Last Updated on September 19, 2022 by BVN
Prince James Story |
It’s been nearly a year since California became the 47th state to pass a bill that will bring more accountability to law enforcement across the state and establish a peace officer decertification process, something important to justice advocates across the inland region and around the state.
Gov. Gavin Newsom signed Senate Bill 2 (SB2) on September 30, 2021, to ensure that peace officers are not abusing their authority and to hold them accountable.
“California has one of the most progressive criminal justice systems in the nation,” said Senator Steven Bradford in a press release regarding Gov. Newsom signing Senate Bill 2. “But for too long, problematic officers that commit heinous acts in one department are either not held accountable and continue to be a problem for that community, or are punished, but able to find employment in another department. This rinse and repeat style of accountability has led to the continuous erosion of community trust.”
SB2 also expanded the list of categories that will disqualify a person from becoming a peace officer.
Importantly, the bill further dictates that Governor Newsom has until Jan. 1, 2023, to establish a Peace Officer Standards Accountability Advisory Board, which will consist of nine members that will make recommendations on the decertification of a police officer.
SB2 states, “The primary responsibilities of the division [advisory board] shall be to review investigations conducted by law enforcement agencies or any other investigative authority and to conduct additional investigations, as necessary, into serious misconduct that may provide grounds for suspension or revocation of a peace officer’s certification, present findings and recommendations to the board and commission, and bring proceedings seeking the suspension or revocation of certification of peace officers as directed by the board and commission pursuant to this chapter.”

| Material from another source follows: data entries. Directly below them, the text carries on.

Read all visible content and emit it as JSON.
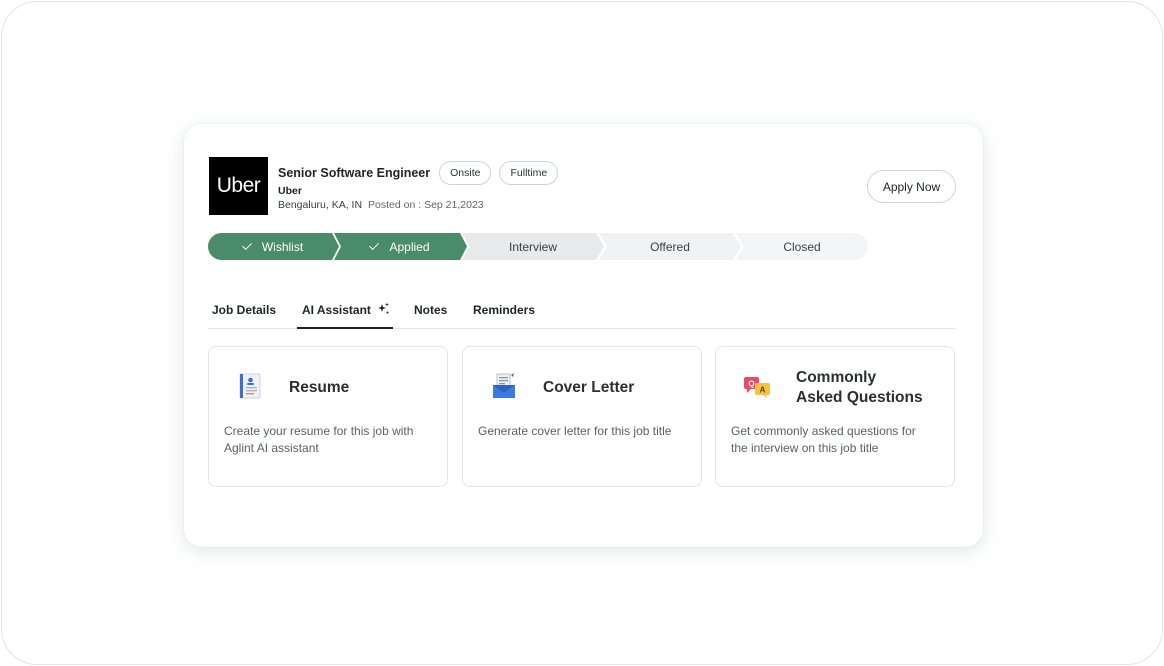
{
  "job": {
    "logo_text": "Uber",
    "title": "Senior Software Engineer",
    "tags": [
      "Onsite",
      "Fulltime"
    ],
    "company": "Uber",
    "location": "Bengaluru, KA, IN",
    "posted": "Posted on : Sep 21,2023",
    "apply_label": "Apply Now"
  },
  "stepper": {
    "steps": [
      {
        "label": "Wishlist",
        "done": true
      },
      {
        "label": "Applied",
        "done": true
      },
      {
        "label": "Interview",
        "done": false
      },
      {
        "label": "Offered",
        "done": false
      },
      {
        "label": "Closed",
        "done": false
      }
    ],
    "colors": {
      "done": "#4a8c69",
      "todo": "#eceef0"
    }
  },
  "tabs": {
    "items": [
      "Job Details",
      "AI Assistant",
      "Notes",
      "Reminders"
    ],
    "active": "AI Assistant"
  },
  "features": [
    {
      "title": "Resume",
      "description": "Create your resume for this job with Aglint AI assistant",
      "icon": "resume-document-icon"
    },
    {
      "title": "Cover Letter",
      "description": "Generate cover letter for this job title",
      "icon": "envelope-letter-icon"
    },
    {
      "title": "Commonly Asked Questions",
      "title_line1": "Commonly",
      "title_line2": "Asked Questions",
      "description": "Get commonly asked questions for the interview on this job title",
      "icon": "qa-chat-icon"
    }
  ]
}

The board’s makeup would consist of:
One peace officer or former peace officer with experience at a command rank.
One peace officer or former peace officer with experience at a management rank in internal investigations or disciplinary proceedings of police officers.
Two members of the community who have substantial experience working at nonprofit or academic institutions on issues related to police accountability.
Two members of the community who have substantial experience working at community-based organizations on issues related to police accountability.
Two community members, particularly individuals who have been subject to the wrongful use of force likely to cause death or serious bodily injury by a peace officer or who are surviving family members of a person killed by the wrongful use of deadly force by a peace officer.
One member shall be an attorney with substantial professional experience involving oversight of police officers.
Status of board member selections and appointments
Currently, Elizabeth “Lizzie” Buchen is the only person who has been appointed to the board. The Senate Rules Committee announced her appointment to the board on March 2.
She will fill one of the spots under the category of community member who is part of a community-based organization who has experience with working with police accountability.
“Lizzie Buchen will bring her years of experience working to reduce incarceration and improve police accountability to the advisory board,” Senate President Pro Tempore Toni Atkins said in a press release. “Last year, Senator Bradford and I authored Senate Bill 2 to ensure that the Commission on Peace Officer Standards and Training can consider new voices as it assesses cases of potential peace officer misconduct. Lizzie’s expertise in working with communities on these issues will serve the Commission well as the new board performs this important oversight.”
Buchen has worked for the Center on Juvenile and Criminal Justice.
She worked as a Statewide advocacy and communications coordinator for Californians United for a Responsible Budget.
She spent five years working for the ACLU of Northern California, three years as a legislative advocate, and two years as the Criminal Justice Director.
Buchen now provides consulting services which focus on social justice policy and advocacy.
The initial members of the board term lengths will be slightly different from their successors; three members will be appointed for a one-year term, three members will serve a two-year term, and three members will serve a three-year term.
For their successors, each member will serve a three-year term, and no one shall serve more than two terms consecutively.
In late August the Black Voice News reached out to Governor Newsom’s press office by email for a status regarding progress on the selection of members to fill the nine-member advisory board since only Buchman has been appointed to date and the January 1, 2023 deadline is rapidly approaching.
They responded, “The Governor’s Office expects to announce appointments by the time the Advisory Board is established and begins meeting pursuant to the provisions of SB 2. Interested parties are encouraged to complete the appointment application form found online at www.gov.ca.gov/appointments .”